A kindred spirit WITH benefits!
In the movie trailer, Geoffrey Canada and other educators discuss how America and Americans have lost ground in every academic measure except that of confidence in recent years. What if students watched the film on Google Hangouts and used The Snippet App to collaborate reviews?
July is another opportunity to try and kick out the cobwebs and write! This year, my first, I joined the madness called Camp NaNoWriMo.
And, like “Nancy Kelley, a 10-year NaNoWriMo veteran,” my “idea of camping involves houses with four walls, running water, and a bed.”
It sometimes happens that in the course of a long career in teaching that gems fall into one’s lap.

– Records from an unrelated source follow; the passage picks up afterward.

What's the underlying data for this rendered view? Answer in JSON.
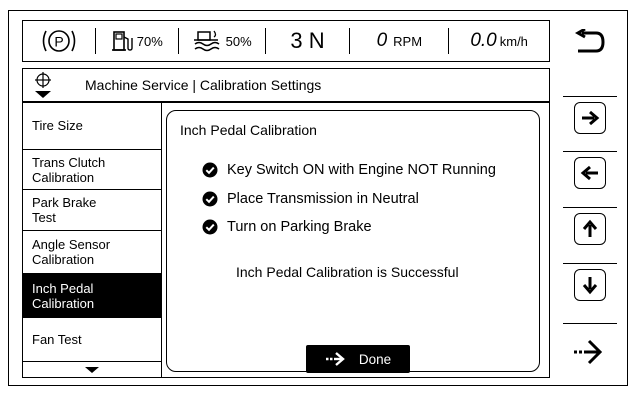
{
  "status": {
    "park_icon": "park-brake-icon",
    "fuel_pct": "70%",
    "def_pct": "50%",
    "gear": "3 N",
    "rpm_value": "0",
    "rpm_unit": "RPM",
    "speed_value": "0.0",
    "speed_unit": "km/h"
  },
  "title": "Machine Service | Calibration Settings",
  "menu": {
    "items": [
      {
        "label": "Tire Size",
        "active": false
      },
      {
        "label": "Trans Clutch\nCalibration",
        "active": false
      },
      {
        "label": "Park Brake\nTest",
        "active": false
      },
      {
        "label": "Angle Sensor\nCalibration",
        "active": false
      },
      {
        "label": "Inch Pedal\nCalibration",
        "active": true
      },
      {
        "label": "Fan Test",
        "active": false
      }
    ]
  },
  "content": {
    "title": "Inch Pedal Calibration",
    "checks": [
      "Key Switch ON with Engine NOT Running",
      "Place Transmission in Neutral",
      "Turn on Parking Brake"
    ],
    "result": "Inch Pedal Calibration is Successful",
    "done_label": "Done"
  },
  "nav": [
    "back-icon",
    "arrow-right-icon",
    "arrow-left-icon",
    "arrow-up-icon",
    "arrow-down-icon",
    "enter-icon"
  ]
}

I had that experience today when one of my World Literature students submitted the best portfolio ever! Check it out at try listening.weebly.com

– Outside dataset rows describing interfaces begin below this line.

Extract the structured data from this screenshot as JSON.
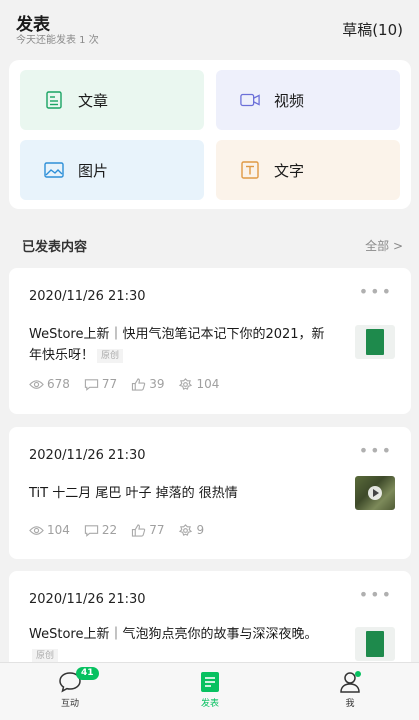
{
  "header": {
    "title": "发表",
    "subtitle": "今天还能发表 1 次",
    "drafts": "草稿(10)"
  },
  "create": {
    "article": "文章",
    "video": "视频",
    "image": "图片",
    "text": "文字"
  },
  "published": {
    "title": "已发表内容",
    "all": "全部 >"
  },
  "posts": [
    {
      "time": "2020/11/26 21:30",
      "text": "WeStore上新｜快用气泡笔记本记下你的2021，新年快乐呀！",
      "badge": "原创",
      "views": "678",
      "comments": "77",
      "likes": "39",
      "shares": "104",
      "thumb": "green-notebook"
    },
    {
      "time": "2020/11/26 21:30",
      "text": "TiT 十二月 尾巴 叶子 掉落的 很热情",
      "views": "104",
      "comments": "22",
      "likes": "77",
      "shares": "9",
      "thumb": "video-photo"
    },
    {
      "time": "2020/11/26 21:30",
      "text": "WeStore上新｜气泡狗点亮你的故事与深深夜晚。",
      "badge": "原创",
      "thumb": "green-notebook"
    }
  ],
  "tabbar": {
    "hudong": "互动",
    "hudong_badge": "41",
    "fabiao": "发表",
    "me": "我"
  },
  "colors": {
    "accent": "#07c160"
  }
}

Jeff Goins is perhaps the most quotable and readable writer in the blogosphere and beyond today. I’ve thoroughly enjoyed receiving his newsletters and been blessed by the tips on writing I’ve shared with students during the past year since I began reading his work. I read Wrecked when he first launched it during my weeks of going green, while commuting to work on the bus last summer. Then, I took up the gauntlet and got the intended thunk to the back of the head from his You Are A Writer, So Start Acting Like One. It’s provocative to the point of borderline cantankerous and I can’t tell you just what good company he makes! Go read him for yourself. Just be sure to pay attention. Goins doesn’t waste a word.
We don’t notice evolution, because it happens slowly over time. The same is true for how “quickly” our kids grow, how we achieve goals, and how we master our life’s work.
Since December I’ve been writing daily at 750words.com. Occasionally, I’ve posted to my sabbatical blog elsewhere on wordpress. Four face to face meetings & three eight-week summer classes are all that stand between me and endless pages of reading for the sheer joy of it. (But who’s counting?) Instead of ending with a whimper I thought we should go out with a bang and so the final exam for Migrant Literature today was delivered as a contest patterned loosely on the game Red Rover. Had there been enough time for two rounds, I’d intended to divide the class into Native-born and Immigrant teams. As it was we divided into Men and Women and two women served as judges as there were two more women than men. Instead of ‘breaking through’ the facing team’s line, teams chose a question about literary criticism or vocabulary from those submitted earlier in the week to the online discussion board. One member had to respond to the question in a complete sentence. If they did so correctly one point was won for their team. If they lost they joined the other team.
Among the things learned were:
How to frame a question
How to answer succinctly but completely
How to support and encourage one another
How to study and prepare